- [Description of the task]
Take every line from the data that has the word "this" in it.

- [Component data from apps and pages]

★ ★ ★ ★

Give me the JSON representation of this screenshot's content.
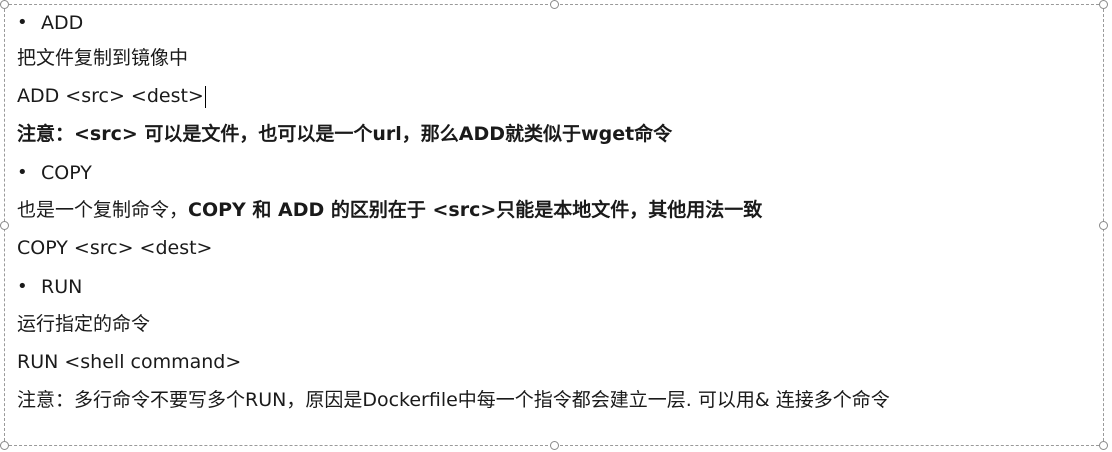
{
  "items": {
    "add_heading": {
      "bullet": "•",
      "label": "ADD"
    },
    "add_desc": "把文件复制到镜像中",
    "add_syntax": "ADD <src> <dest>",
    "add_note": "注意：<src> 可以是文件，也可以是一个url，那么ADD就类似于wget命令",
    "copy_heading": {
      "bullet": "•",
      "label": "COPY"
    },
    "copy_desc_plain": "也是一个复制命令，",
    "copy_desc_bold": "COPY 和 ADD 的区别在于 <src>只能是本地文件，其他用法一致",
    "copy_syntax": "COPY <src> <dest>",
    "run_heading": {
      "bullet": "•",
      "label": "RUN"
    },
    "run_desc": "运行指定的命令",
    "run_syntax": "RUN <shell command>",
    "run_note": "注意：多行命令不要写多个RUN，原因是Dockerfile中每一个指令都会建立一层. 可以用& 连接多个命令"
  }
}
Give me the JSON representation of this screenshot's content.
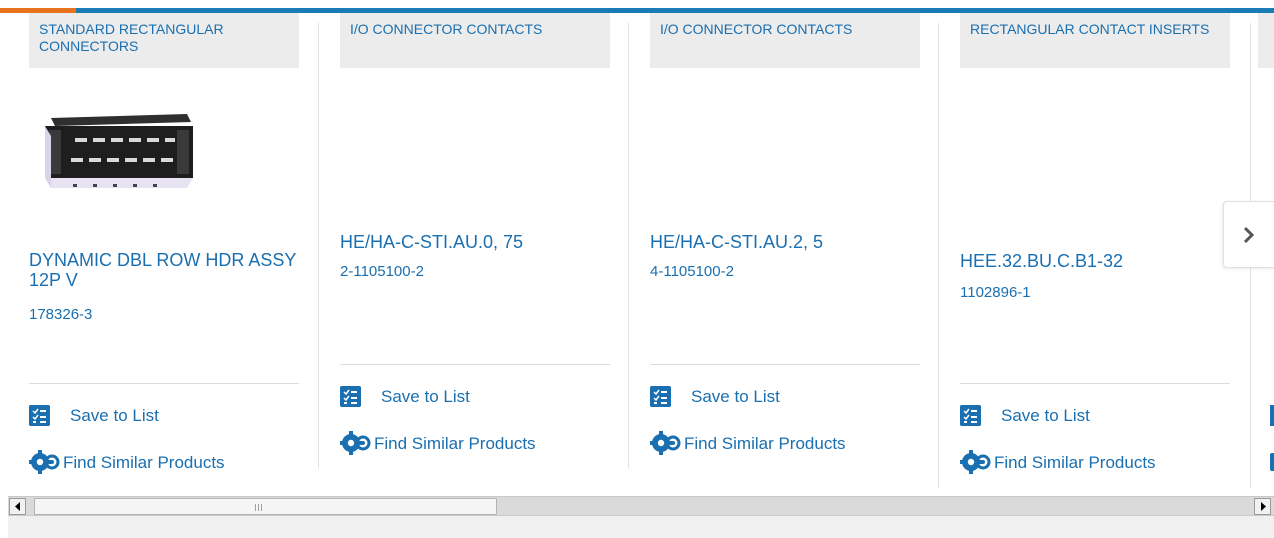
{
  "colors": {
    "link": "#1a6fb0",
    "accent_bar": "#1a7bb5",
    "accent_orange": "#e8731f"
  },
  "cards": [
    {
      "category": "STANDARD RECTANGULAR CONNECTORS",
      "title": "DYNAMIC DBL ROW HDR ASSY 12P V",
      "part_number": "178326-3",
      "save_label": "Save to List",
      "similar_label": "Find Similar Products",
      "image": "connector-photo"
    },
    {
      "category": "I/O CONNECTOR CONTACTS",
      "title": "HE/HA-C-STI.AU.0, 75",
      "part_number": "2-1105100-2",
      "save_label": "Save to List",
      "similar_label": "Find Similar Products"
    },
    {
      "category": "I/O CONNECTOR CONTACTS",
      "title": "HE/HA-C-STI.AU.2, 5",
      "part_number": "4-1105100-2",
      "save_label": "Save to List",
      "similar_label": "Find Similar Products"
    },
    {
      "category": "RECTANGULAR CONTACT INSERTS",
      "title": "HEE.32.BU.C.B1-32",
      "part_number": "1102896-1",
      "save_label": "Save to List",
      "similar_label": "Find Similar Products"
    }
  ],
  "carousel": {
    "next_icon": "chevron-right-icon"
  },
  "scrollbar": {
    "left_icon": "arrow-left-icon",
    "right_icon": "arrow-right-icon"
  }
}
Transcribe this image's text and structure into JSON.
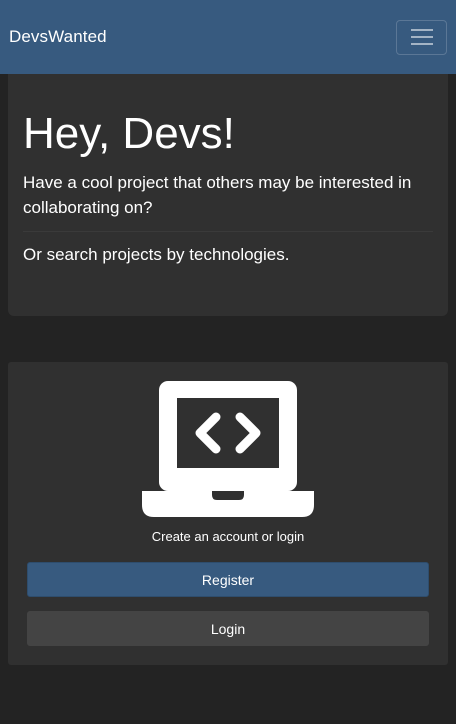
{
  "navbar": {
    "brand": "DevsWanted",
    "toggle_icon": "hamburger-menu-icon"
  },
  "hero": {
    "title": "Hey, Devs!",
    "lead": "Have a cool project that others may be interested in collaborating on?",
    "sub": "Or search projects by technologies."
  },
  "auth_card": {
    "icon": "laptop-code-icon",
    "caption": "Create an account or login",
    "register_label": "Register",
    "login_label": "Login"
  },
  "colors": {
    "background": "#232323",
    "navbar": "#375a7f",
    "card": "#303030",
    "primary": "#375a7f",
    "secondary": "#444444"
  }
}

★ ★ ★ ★

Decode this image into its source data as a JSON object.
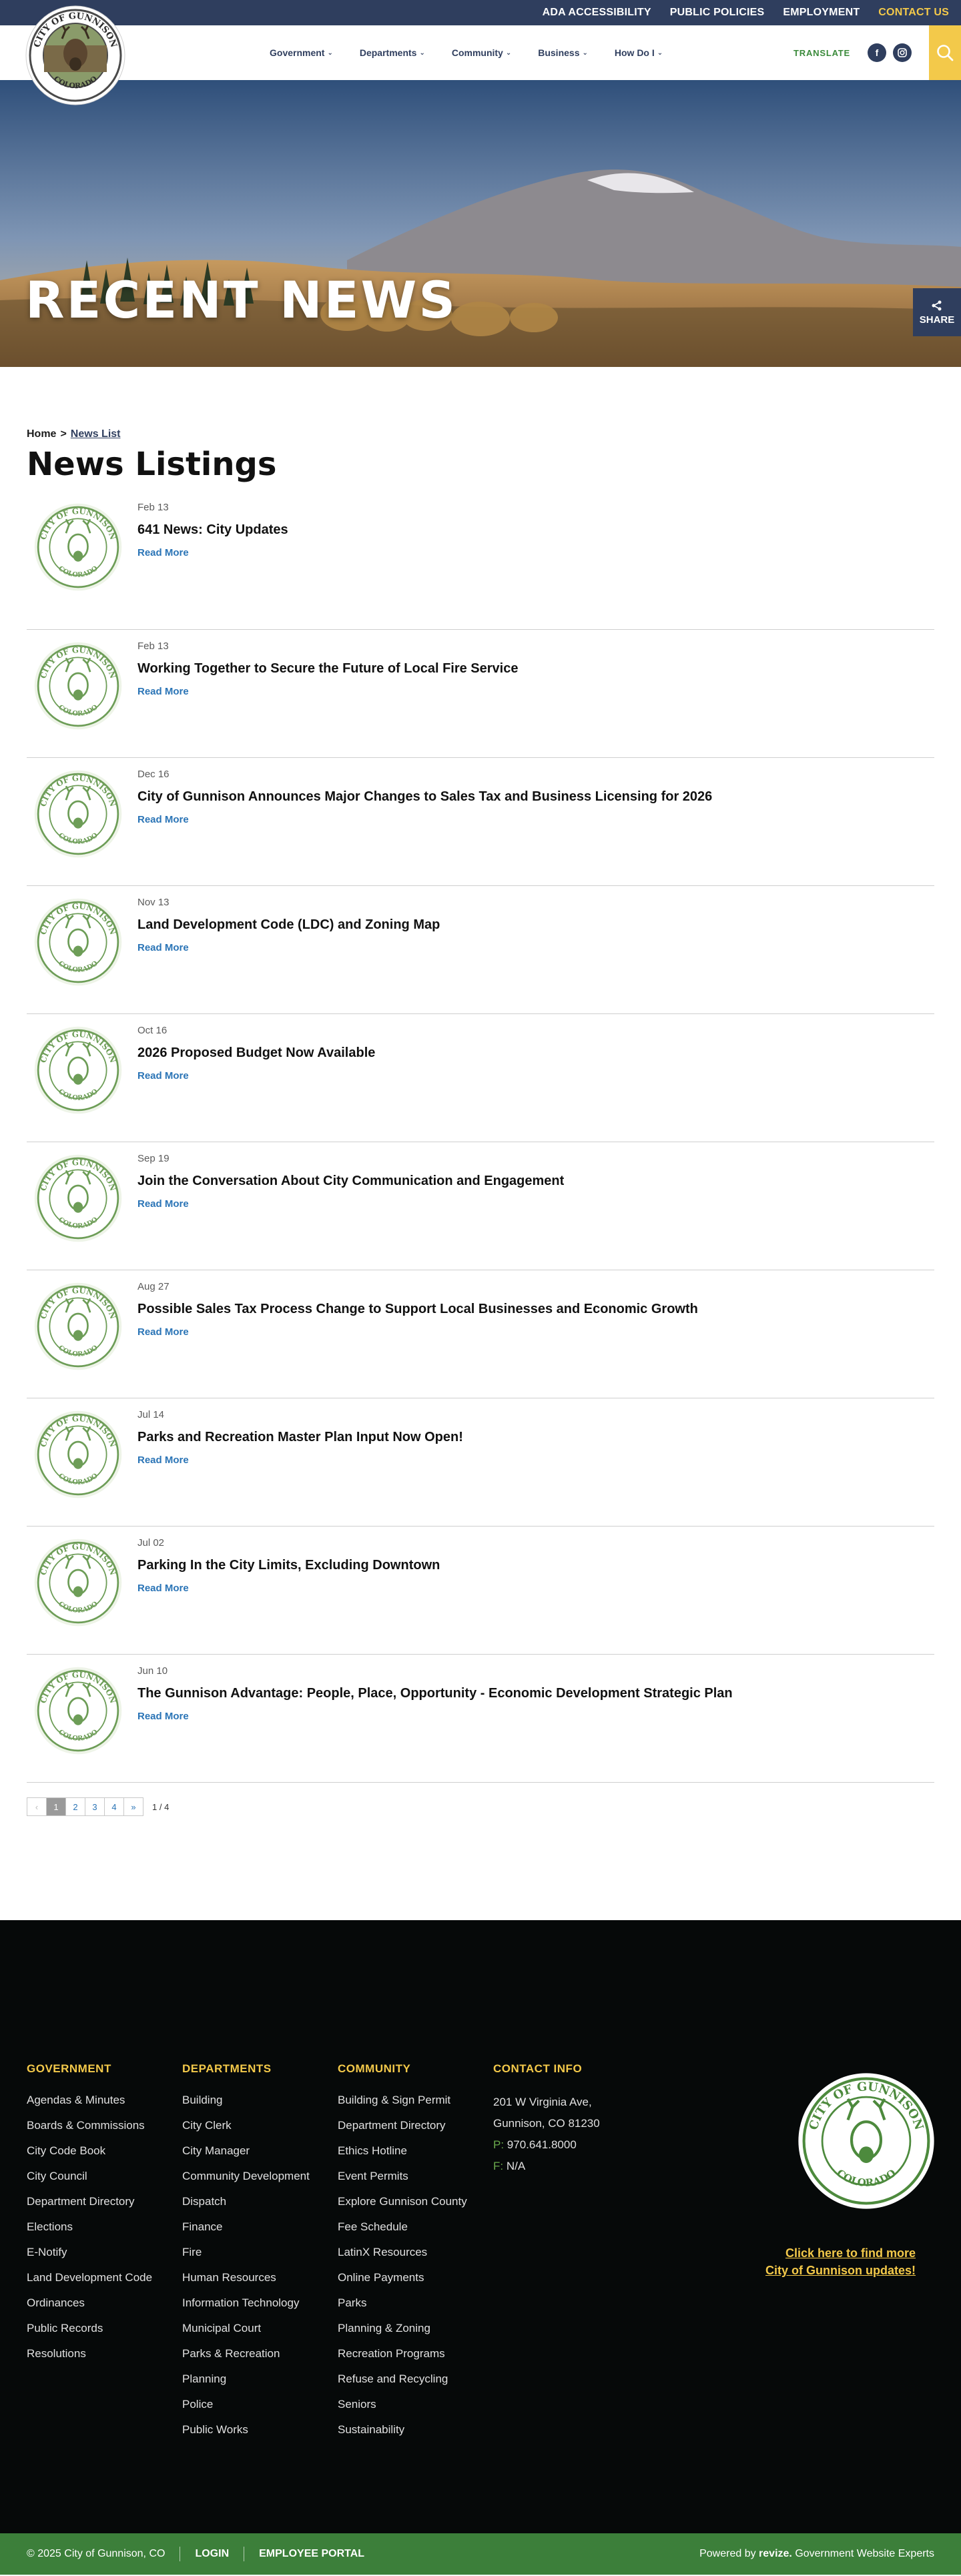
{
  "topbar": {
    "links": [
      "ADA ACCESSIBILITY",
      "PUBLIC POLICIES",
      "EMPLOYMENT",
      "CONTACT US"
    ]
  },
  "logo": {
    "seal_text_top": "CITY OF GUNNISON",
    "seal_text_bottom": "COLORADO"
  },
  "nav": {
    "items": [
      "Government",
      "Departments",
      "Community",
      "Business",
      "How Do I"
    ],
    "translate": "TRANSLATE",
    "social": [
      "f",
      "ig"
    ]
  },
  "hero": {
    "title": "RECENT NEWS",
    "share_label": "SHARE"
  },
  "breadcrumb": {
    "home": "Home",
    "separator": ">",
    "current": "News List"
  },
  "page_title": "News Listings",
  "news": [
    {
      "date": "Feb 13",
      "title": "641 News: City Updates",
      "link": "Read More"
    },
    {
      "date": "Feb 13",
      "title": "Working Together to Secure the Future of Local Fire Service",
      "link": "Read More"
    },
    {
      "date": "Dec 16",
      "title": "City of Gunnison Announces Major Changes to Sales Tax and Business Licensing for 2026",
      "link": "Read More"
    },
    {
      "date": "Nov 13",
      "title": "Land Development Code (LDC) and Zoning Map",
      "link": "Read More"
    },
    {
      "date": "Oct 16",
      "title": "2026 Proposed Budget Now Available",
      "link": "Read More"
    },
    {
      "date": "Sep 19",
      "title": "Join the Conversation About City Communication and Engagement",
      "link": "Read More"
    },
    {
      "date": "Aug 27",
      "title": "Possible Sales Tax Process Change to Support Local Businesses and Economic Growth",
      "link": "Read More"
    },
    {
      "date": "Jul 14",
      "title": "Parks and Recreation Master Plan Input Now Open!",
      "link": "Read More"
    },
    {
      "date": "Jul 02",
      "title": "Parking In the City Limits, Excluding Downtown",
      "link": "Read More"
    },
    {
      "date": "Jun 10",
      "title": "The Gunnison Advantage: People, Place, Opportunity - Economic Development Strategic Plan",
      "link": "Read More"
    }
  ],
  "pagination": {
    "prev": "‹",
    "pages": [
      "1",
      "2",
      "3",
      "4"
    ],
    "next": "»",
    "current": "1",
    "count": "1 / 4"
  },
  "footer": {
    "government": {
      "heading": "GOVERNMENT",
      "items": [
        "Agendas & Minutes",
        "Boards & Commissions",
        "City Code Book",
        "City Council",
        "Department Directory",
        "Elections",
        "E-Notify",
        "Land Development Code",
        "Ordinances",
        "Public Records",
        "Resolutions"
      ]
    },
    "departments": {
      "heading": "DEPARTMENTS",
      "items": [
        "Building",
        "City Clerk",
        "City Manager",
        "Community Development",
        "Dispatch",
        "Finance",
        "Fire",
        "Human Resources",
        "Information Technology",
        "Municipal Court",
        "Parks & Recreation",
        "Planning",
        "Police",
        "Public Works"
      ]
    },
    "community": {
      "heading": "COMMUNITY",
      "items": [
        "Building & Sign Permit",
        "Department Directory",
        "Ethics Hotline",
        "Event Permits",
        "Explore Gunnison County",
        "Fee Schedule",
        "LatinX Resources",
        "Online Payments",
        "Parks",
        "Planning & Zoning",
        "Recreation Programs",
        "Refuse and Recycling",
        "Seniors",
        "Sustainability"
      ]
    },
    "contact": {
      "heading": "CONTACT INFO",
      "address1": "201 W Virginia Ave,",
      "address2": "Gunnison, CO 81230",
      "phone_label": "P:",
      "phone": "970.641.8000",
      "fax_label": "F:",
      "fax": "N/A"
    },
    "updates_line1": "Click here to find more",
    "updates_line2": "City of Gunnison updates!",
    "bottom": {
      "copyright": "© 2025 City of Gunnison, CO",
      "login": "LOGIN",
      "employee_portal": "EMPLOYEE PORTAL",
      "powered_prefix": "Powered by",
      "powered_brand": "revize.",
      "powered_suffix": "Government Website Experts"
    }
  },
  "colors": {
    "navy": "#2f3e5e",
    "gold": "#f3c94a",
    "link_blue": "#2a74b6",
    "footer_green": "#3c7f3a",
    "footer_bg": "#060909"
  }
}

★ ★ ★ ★

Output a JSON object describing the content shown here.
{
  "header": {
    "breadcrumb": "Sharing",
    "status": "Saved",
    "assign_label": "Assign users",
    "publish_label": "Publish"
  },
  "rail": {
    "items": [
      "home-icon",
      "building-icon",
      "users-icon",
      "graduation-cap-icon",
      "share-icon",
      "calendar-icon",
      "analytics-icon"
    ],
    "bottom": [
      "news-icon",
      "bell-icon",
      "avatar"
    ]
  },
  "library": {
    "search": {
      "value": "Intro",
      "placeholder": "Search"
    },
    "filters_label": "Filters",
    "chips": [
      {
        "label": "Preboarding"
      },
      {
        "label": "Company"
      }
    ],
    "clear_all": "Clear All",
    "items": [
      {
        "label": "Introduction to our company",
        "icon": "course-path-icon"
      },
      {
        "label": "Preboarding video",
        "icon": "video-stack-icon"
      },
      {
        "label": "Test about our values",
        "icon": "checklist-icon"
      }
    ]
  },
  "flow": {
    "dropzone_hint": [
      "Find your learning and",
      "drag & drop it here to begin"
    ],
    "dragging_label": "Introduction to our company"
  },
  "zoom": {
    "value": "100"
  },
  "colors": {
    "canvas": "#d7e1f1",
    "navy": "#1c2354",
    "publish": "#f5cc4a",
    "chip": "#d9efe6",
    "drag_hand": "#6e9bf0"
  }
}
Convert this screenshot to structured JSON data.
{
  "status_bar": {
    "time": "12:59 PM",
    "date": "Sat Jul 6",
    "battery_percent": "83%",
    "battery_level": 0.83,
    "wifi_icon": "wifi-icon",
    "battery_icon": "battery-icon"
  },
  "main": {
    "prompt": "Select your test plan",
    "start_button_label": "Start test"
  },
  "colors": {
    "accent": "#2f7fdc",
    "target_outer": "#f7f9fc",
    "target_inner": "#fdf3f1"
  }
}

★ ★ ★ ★

- [Answer to the exercise]
Give me the JSON representation of this screenshot's content.
Give me the JSON representation of this screenshot's content.
Transcribe this image's text and structure into JSON.
Decode this image into its source data as a JSON object.
Convert this screenshot to structured JSON data.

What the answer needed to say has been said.